Lidar and Photos
We have just begun efforts to use Lidar data and aerial photographs over a test site on the IIT Kanpur campus. Ground and above-ground objects will be identified by classifying Lidar data into planar surfaces, clusters of points and ground. Planar surfaces are associated with obstructions such as buildings, and clusters of points with objects like trees. These need to be distinguished because they respond differently as regards sound waves. Their geometric characteristics can be accurately determined. By combining Lidar with aerial photographs, ground may be classified into different sound-propagation categories. This data also provides accurate estimates of the location of source and receiver. By multiple sectioning of terrain between source and receiver various sound tracks can then be identified. Thereafter, sound level at any point can be predicted using existing sound-propagation software. A sound propagation experiment is planned to validate the outcomes and corroborate the hypothesis that model performance will improve with higher resolution data. This experiment will include an omni-directional source.
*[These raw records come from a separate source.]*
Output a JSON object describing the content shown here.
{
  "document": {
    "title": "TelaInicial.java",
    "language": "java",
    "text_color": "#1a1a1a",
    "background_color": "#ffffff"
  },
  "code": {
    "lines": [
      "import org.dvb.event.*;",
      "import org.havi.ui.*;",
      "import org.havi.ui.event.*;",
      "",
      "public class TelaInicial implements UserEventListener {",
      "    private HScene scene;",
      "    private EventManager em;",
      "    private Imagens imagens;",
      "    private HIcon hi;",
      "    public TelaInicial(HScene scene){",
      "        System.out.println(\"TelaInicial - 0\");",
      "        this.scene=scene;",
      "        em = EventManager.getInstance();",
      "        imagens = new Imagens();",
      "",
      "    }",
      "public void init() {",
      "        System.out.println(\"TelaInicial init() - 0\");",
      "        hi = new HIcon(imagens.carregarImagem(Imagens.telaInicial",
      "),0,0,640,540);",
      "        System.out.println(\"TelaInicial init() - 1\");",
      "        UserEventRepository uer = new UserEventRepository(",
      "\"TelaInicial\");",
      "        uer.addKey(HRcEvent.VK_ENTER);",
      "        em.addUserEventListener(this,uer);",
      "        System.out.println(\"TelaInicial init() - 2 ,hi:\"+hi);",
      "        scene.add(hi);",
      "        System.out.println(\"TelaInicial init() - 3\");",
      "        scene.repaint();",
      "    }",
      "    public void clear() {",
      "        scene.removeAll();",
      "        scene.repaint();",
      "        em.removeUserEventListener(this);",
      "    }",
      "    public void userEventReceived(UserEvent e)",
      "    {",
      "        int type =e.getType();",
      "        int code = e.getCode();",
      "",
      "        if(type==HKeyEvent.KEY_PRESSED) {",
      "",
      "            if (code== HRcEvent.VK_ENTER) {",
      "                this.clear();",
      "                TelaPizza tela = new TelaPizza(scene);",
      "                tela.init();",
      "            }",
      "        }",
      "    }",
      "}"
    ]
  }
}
High-resolution data may be used to test semi-empirical models for weaknesses. Similarly, various approaches for extracting information from Lidar data will be studied to find the best technique for incorporating terrain data. A GIS-based system can then be developed which will take Lidar data, aerial photographs, positional information for sound source and receiver, and meteoro–logical parameters to accurately compute sound level at any position. This can be used for noise mapping, soundscape application and sound-barrier design. It may also be extended to 3D realisation of sound.
Receivers will be positioned at differ-ent elevations to account for sound-level variations along elevation. Two locations (l1and l2) will be selected such that different terrain complex-ities and ground-type variations will be present between source and receiver. Different octave-band central frequencies will be used for the experiment, while the sound source will buzz in continuous mode and its intensity will be sufficiently high to reach the receiver and overcome background noise levels. Controlled experiment will be carried out under near-neutral meteorological conditions.